Why do some people change and other’s don’t with regards to addictions? From the motivational interviewing model, change is up to the clients. The main obstacle to overcome is the ambivalence about change. Some resistance I believe is to be expected. Some people may not change with regards to addictions because may still be in the precontemplative phase of Prochaska’s and DiClemente’s model (Miller & Rollnick, 2002). They may not be ready to change. The pros of their substance abuse may be weighing heavier than the cons at the point they are at in their lives. According to Prochaska and DiClemente’s model, there are stages of change. These include the pre-contemplation stage where there is no awareness of the negative aspects of the problem. Contemplation is the next stage that includes some awareness that there may be some consequences associated with the problem. Then the action stage where there are goals set up and a plan that is being set into action. The maintenance stage then includes a consolidation, and finally the relapse stage may follow that may move the client back to the precontemplative stage of the cycle. I feel that to guide clients through these changes it is important to emphasize the role of self-efficacy. It is the therapist’s role I think to help the client move through their uncertainty around wanting to change, not by persuasion or confrontation, but by a therapeutic relationship that is empathetic and respectful. Readiness to change is seen on a continuum. It is in a state of flux and is affected by interaction with the therapist (Weegmann, 2002).

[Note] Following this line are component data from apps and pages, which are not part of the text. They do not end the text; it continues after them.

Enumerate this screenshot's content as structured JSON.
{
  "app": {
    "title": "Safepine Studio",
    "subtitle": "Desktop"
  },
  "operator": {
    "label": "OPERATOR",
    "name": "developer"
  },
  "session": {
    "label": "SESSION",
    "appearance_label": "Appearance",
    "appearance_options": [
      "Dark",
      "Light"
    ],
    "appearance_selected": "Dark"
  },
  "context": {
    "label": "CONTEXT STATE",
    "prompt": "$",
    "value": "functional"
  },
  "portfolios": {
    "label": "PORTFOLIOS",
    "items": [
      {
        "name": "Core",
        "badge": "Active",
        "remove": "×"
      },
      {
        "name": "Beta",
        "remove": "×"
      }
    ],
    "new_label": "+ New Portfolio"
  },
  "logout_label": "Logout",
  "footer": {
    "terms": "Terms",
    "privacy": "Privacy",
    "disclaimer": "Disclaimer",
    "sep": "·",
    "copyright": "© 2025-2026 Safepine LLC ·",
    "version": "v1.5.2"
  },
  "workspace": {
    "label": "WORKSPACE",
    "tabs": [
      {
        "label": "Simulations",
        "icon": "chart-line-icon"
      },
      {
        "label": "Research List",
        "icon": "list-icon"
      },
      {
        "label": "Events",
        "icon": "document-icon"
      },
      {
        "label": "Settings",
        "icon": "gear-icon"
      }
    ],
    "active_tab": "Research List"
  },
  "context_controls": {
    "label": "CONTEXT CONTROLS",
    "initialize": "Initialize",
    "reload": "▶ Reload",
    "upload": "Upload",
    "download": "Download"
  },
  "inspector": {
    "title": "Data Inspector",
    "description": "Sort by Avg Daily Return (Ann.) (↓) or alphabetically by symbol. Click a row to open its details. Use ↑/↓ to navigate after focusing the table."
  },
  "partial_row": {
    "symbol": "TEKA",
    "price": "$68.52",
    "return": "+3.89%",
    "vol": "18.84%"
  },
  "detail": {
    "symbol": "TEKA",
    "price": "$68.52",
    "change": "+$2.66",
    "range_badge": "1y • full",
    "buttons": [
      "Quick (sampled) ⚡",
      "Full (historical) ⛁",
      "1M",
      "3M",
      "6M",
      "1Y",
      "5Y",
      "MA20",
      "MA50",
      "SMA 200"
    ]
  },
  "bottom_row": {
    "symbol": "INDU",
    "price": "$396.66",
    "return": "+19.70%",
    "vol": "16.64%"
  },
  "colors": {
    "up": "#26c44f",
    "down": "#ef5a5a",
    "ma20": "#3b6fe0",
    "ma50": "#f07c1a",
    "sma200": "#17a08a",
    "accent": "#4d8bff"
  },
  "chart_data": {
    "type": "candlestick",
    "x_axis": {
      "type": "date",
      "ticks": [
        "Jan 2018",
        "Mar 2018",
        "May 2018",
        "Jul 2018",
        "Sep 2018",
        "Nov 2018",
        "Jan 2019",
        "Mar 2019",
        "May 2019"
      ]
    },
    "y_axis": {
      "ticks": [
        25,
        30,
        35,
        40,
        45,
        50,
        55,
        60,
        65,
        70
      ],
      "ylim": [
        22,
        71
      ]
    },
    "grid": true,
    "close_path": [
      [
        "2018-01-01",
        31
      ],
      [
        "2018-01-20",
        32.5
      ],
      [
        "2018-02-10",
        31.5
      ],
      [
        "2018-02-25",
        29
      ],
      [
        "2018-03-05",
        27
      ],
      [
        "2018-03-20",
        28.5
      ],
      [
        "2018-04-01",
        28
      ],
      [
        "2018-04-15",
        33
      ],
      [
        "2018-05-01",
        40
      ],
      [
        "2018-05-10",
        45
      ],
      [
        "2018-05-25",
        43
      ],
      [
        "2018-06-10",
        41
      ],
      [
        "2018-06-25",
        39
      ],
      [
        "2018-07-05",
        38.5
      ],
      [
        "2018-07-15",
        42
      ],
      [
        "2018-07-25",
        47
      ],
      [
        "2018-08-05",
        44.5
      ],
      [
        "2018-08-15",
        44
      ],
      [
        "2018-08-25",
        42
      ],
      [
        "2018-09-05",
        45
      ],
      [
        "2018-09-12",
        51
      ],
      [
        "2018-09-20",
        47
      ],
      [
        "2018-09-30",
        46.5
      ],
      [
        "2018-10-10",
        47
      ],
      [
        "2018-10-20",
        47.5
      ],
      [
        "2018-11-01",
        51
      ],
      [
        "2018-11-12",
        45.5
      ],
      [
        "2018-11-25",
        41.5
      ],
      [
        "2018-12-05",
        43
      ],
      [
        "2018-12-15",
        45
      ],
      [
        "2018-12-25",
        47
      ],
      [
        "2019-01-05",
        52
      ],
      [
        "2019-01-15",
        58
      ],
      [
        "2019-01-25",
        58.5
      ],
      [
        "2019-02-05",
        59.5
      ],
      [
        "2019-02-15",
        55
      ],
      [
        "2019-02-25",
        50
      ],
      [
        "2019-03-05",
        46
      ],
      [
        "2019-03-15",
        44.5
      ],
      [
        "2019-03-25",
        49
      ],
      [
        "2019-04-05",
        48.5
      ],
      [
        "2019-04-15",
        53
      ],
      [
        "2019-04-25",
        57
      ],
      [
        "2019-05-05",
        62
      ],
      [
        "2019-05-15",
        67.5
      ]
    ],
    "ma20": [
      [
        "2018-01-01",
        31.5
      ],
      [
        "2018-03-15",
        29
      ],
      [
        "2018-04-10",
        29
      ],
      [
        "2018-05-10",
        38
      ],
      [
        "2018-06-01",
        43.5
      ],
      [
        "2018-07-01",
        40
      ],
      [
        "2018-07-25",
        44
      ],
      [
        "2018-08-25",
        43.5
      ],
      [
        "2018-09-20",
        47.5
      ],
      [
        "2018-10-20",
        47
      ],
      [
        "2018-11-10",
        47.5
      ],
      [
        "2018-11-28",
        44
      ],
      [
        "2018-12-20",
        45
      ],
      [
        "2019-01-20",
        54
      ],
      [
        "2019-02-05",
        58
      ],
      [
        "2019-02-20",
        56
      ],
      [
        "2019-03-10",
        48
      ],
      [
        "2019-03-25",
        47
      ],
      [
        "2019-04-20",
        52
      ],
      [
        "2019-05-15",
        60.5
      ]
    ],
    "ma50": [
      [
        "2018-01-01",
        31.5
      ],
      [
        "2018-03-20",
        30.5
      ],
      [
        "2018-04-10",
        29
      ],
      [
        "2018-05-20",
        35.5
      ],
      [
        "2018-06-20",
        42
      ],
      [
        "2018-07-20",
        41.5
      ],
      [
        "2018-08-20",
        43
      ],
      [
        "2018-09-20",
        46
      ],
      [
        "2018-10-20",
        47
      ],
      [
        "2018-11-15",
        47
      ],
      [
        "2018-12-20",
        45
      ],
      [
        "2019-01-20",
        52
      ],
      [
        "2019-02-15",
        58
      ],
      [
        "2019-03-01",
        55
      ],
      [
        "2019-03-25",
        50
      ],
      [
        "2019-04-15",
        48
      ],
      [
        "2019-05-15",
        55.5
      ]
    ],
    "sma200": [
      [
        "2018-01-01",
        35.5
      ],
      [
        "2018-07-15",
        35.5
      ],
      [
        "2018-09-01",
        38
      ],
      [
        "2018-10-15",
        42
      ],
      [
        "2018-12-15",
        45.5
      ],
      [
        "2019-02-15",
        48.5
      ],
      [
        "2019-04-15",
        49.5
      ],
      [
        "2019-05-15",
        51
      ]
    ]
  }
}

In addiction treatment, I do not believe that it is my role as a therapist to try to convince a client who is resistant that he or she must change. I don’t think that it is therapeutic to preach about the ill effects of drug or alcohol use, for instance, but rather to simply offer up some statistics when appropriate. I believe that it is futile to try and break through any type of supposed denial about the harmful effects of addictions with the use of labeling. Arguing is also counterproductive as it can lead to increased resistance.
What is beneficial to the process of overcoming addiction is a technique used in CBT and motivational interviewing called a cost/benefit analysis (CBA). It essentially involves a discussion around what the pros and cons are of the addictive behavior. The goal of this would be to produce the reasons, the desire, and ultimately the need for change from the client’s perspective.
I welcome any thoughts you may have on this topic.
Miller, W.R., & Rollnick, S. (2002). Motivational Interviewing: Preparing People to Change Addictive Behavior. 2nd Ed. London, The Guilford Press.
Weegmann, M. (2002). Motivational interviewing and addiction: a psychodynamic appreciation. Psychodynamic Practice, 8(2), 179-195.
Author: Dr. Masha Godkin,Psy.D, MFT is a professor of counseling psychology, a licensed Marriage and Family Therapist in the state of Ca. with an Online Therapy Practice, as well as a former child actor. One of her specialties is in addictive behavior and counseling those in the performing art professions. Visit http://www.onlinetherapywith-dr-masha.com to learn about the Online Therapy service options that are available.